> Your task:
Reproduce the whole listing exactly and let no picture into the copy.

> The input:
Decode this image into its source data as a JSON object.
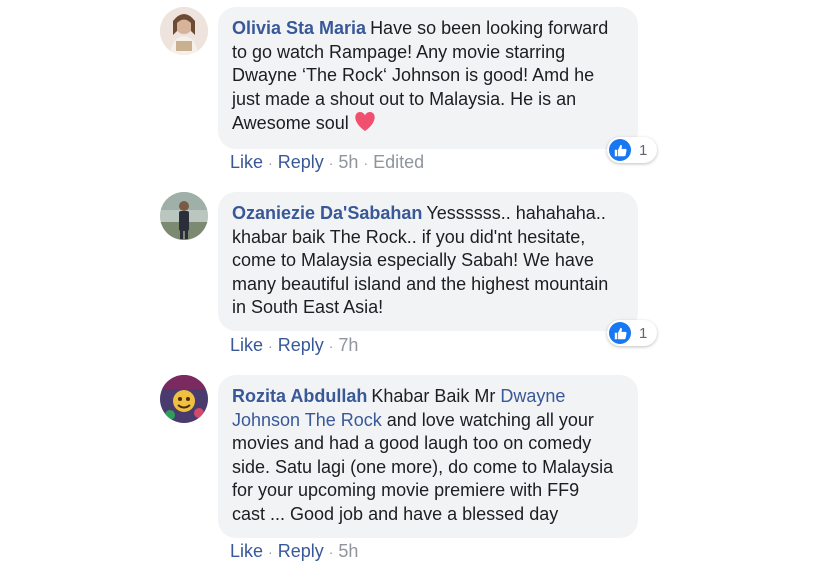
{
  "comments": [
    {
      "author": "Olivia Sta Maria",
      "lines": [
        "Have so been looking forward",
        "to go watch Rampage! Any movie starring",
        "Dwayne ‘The Rock‘ Johnson is good! Amd he",
        "just made a shout out to Malaysia. He is an",
        "Awesome soul"
      ],
      "reaction_count": "1",
      "actions": {
        "like": "Like",
        "reply": "Reply",
        "time": "5h",
        "edited": "Edited"
      }
    },
    {
      "author": "Ozaniezie Da'Sabahan",
      "lines": [
        "Yessssss.. hahahaha..",
        "khabar baik The Rock.. if you did'nt hesitate,",
        "come to Malaysia especially Sabah! We have",
        "many beautiful island and the highest mountain",
        "in South East Asia!"
      ],
      "reaction_count": "1",
      "actions": {
        "like": "Like",
        "reply": "Reply",
        "time": "7h"
      }
    },
    {
      "author": "Rozita Abdullah",
      "first_text": "Khabar Baik Mr",
      "mention_a": "Dwayne",
      "mention_b": "Johnson The Rock",
      "after_mention": " and love watching all your",
      "lines": [
        "movies and had a good laugh too on comedy",
        "side. Satu lagi (one more), do come to Malaysia",
        "for your upcoming movie premiere with FF9",
        "cast ... Good job and have a blessed day"
      ],
      "actions": {
        "like": "Like",
        "reply": "Reply",
        "time": "5h"
      }
    }
  ],
  "colors": {
    "author_link": "#385898",
    "bubble_bg": "#f2f3f5",
    "meta_gray": "#90949c",
    "like_blue": "#1877f2",
    "heart": "#f0506e"
  },
  "icons": [
    "heart-icon",
    "like-thumb-icon"
  ]
}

> Written reply:
Decode this image into its source data as a JSON object.
{
  "comments": [
    {
      "author": "Olivia Sta Maria",
      "lines": [
        "Have so been looking forward",
        "to go watch Rampage! Any movie starring",
        "Dwayne ‘The Rock‘ Johnson is good! Amd he",
        "just made a shout out to Malaysia. He is an",
        "Awesome soul"
      ],
      "reaction_count": "1",
      "actions": {
        "like": "Like",
        "reply": "Reply",
        "time": "5h",
        "edited": "Edited"
      }
    },
    {
      "author": "Ozaniezie Da'Sabahan",
      "lines": [
        "Yessssss.. hahahaha..",
        "khabar baik The Rock.. if you did'nt hesitate,",
        "come to Malaysia especially Sabah! We have",
        "many beautiful island and the highest mountain",
        "in South East Asia!"
      ],
      "reaction_count": "1",
      "actions": {
        "like": "Like",
        "reply": "Reply",
        "time": "7h"
      }
    },
    {
      "author": "Rozita Abdullah",
      "first_text": "Khabar Baik Mr",
      "mention_a": "Dwayne",
      "mention_b": "Johnson The Rock",
      "after_mention": " and love watching all your",
      "lines": [
        "movies and had a good laugh too on comedy",
        "side. Satu lagi (one more), do come to Malaysia",
        "for your upcoming movie premiere with FF9",
        "cast ... Good job and have a blessed day"
      ],
      "actions": {
        "like": "Like",
        "reply": "Reply",
        "time": "5h"
      }
    }
  ],
  "colors": {
    "author_link": "#385898",
    "bubble_bg": "#f2f3f5",
    "meta_gray": "#90949c",
    "like_blue": "#1877f2",
    "heart": "#f0506e"
  },
  "icons": [
    "heart-icon",
    "like-thumb-icon"
  ]
}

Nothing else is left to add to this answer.